In the end, I do what I can, I do what I have to, and I do what I love. That’s the best we can do, and that has to be okay.
Today I only had a little time to spend at my studio in the SOFA Santa Rosa Arts District. (I’m at 300 S. A Street, #3, just down Atlas Coffee Alley.) This, after an entire morning of last-minute tasks, re-do’s, oh-I-forgot-I-have-to’s…. Every time I thought I was ready to leave, I’d remember one more thing…. Argh!!
When I finally got there, I unlocked my door and entered.
Then I realized I didn’t have what I needed to work on my next project. Drat.
Here’s where the magic happens:
A woman appeared. “I’m admiring your window!” she said. “Are dogs allowed?”
What dog?? Oh. There, hidden by the bottom half of my Dutch door, was a sweet, very friendly dog.
I let them in.
“We’re visiting that photography show at Christie Marks’ gallery,” she explained. “I have the dog while my husband takes a look. Then he’ll take the dog so I can see it!”
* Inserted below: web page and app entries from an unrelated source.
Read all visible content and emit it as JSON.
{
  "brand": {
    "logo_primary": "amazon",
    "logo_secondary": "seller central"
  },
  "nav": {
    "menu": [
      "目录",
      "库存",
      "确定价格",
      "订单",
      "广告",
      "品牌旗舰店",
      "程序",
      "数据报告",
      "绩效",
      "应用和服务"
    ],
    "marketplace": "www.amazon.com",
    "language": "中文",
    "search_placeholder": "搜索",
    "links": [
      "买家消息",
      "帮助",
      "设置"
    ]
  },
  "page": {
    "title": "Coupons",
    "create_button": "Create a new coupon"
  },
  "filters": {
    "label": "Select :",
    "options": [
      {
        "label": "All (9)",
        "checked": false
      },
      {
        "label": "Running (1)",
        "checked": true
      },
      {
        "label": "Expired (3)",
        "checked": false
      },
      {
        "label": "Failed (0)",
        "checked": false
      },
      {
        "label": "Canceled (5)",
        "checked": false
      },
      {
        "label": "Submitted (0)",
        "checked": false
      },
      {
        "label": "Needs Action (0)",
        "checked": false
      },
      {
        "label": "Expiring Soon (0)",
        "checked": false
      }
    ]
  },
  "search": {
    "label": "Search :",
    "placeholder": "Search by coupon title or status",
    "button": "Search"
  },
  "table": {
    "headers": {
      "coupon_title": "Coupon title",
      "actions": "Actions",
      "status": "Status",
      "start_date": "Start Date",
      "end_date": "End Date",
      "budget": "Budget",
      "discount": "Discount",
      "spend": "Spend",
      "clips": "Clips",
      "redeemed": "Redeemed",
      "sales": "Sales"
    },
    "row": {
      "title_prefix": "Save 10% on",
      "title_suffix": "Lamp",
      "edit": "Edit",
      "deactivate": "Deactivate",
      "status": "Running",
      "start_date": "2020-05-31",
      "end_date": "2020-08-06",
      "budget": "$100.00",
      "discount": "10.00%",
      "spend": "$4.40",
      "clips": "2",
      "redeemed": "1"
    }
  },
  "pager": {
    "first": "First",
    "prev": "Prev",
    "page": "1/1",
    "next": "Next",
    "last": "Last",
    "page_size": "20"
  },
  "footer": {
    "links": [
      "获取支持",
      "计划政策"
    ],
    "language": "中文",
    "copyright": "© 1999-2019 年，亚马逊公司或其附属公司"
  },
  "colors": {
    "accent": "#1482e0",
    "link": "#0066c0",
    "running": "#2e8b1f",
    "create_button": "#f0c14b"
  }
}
We talked a little about the show (which is AMAZING!) Then I left her alone to browse my studio. (I got to pet the pup.)
Reminding you that this weekend is still Art Trails, and my studio is open!
I have been reminded by various people/organizers/mentors that I need to remind you again about this weekend’s open studio. Sonoma County Art Trails 2015 runs two weekends, and this weekend (Saturday and Sunday, Oct. 17 & 18, 10-5) is the last.
I’m bad at arm-twisting, except for bugging my husband. So I don’t WANT to bug you. But I know I really should.
So if you came my studio last weekend, THANK YOU!!!!! (If you bought something, you are my new best friend.)
If, while you were here, you thought to yourself, “You know, so-and-so would LOVE this”, well, now’s you’re chance to bring them by. (If you hated it, please keep that to yourself. I’m easily hurt.)
If you wished you could visit again, by all means, come on by!
If you forgot, or didn’t have time, this is your last chance for awhile. So git on down here!
Studio #30. In the SOFA Arts District in Santa Rosa, California. In the buildings just south of Julliard Park, on South A Street.
I’m down what is affectionately but unofficially known as “Atlas Coffee Alley.” Because it’s an alley, which leads to Atlas Coffee Company. And there’s a sandwich sign at the head of the alley noting same.
I’ve rearranged a few things, and I may have a new piece or two already. But I did not dust or sweep. (Artistic license.)
And I’d love to see you here. I mean, there. At my studio.